    2⇡p1 K1 C0 2 p ⇢ rel RdR K1 ⇡ (C0 2p2 p1 C0 2 p ⇢ rel ) dWplastic = p1[⌧b(2⇡RdR)]( 1 K0 L b ) Coarsening is spontaneous if dWplastic dR < dEsurface dR dW(R⇤)plastic dR = dE(R⇤)surface dR R⇤ = K ⌧ where K = K0(C0 2 p2 p1 C0 2 p ⇢ rel ) Network topology
  30. Spontaneous coarsening regime (by plastic deformation) R⇤ = K ⌧

    where K = K0(C0 2 p2 p1 C0 2 p ⇢ rel ) For Au, we get Average ligament radii of real np-Au reported in the literature are all above this critical value R⇤ ⇡ 1 5 nm ⌧ ⇡ 800 MPa 2.5 GPa {111} = 1.25 Jm 2 Assuming K0 = 2, C0 = 0.74 and P2/P1 <<1
  31. Conclusions • Our simulations suggest that coarsening of np-Au may

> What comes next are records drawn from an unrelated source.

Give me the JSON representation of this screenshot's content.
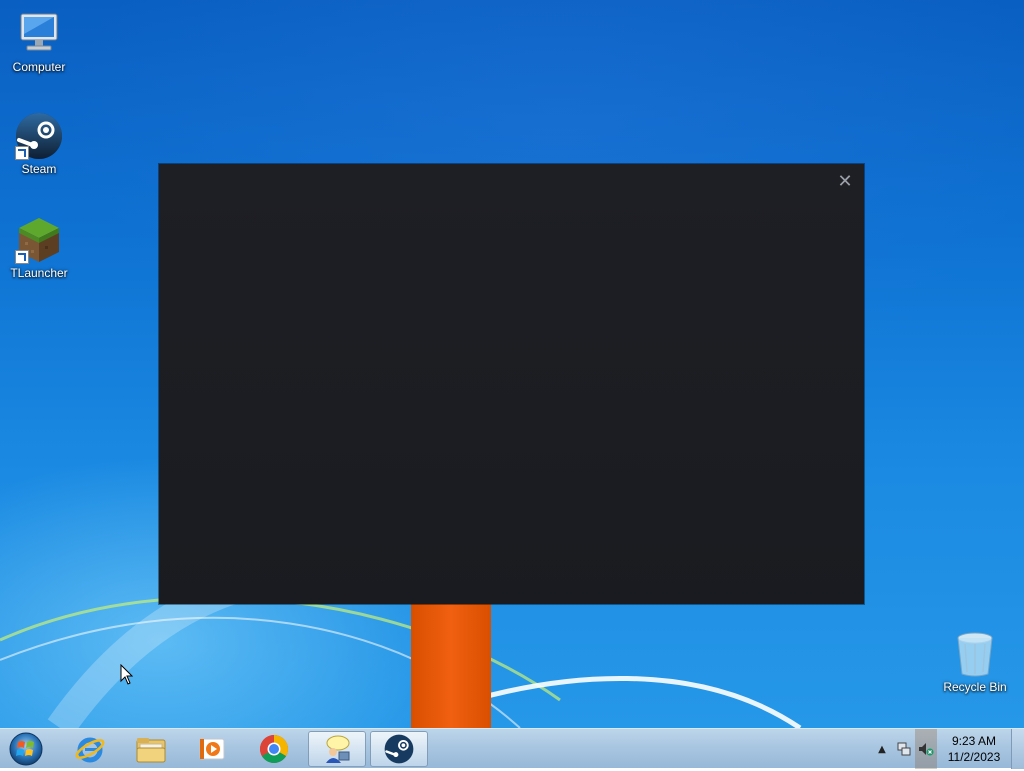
{
  "desktop": {
    "icons": [
      {
        "label": "Computer",
        "icon": "computer-icon"
      },
      {
        "label": "Steam",
        "icon": "steam-icon"
      },
      {
        "label": "TLauncher",
        "icon": "minecraft-grass-block-icon"
      },
      {
        "label": "Recycle Bin",
        "icon": "recycle-bin-icon"
      }
    ]
  },
  "window": {
    "close_glyph": "✕",
    "theme_color": "#1c1e23"
  },
  "taskbar": {
    "pinned": [
      {
        "name": "start-button",
        "icon": "windows-orb-icon"
      },
      {
        "name": "internet-explorer",
        "icon": "internet-explorer-icon"
      },
      {
        "name": "file-explorer",
        "icon": "folder-icon"
      },
      {
        "name": "media-player",
        "icon": "media-player-icon"
      },
      {
        "name": "chrome",
        "icon": "chrome-icon"
      },
      {
        "name": "app-window",
        "icon": "user-chat-icon"
      },
      {
        "name": "steam",
        "icon": "steam-icon"
      }
    ],
    "tray": {
      "show_hidden_glyph": "▲",
      "time": "9:23 AM",
      "date": "11/2/2023"
    }
  },
  "colors": {
    "accent_orange": "#e85a08",
    "desktop_blue": "#1478d4"
  }
}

    occur by network restructuring by collapse of neighboring ligaments – caused by localized plasticity • Indirect evidence – densification of np-metals upon annealing – voids enclosed in ligaments – critical ligament radius below which restructuring is spontaneous • Direct evidence required – high spatio-temporal resolution of x-ray tomography perhaps?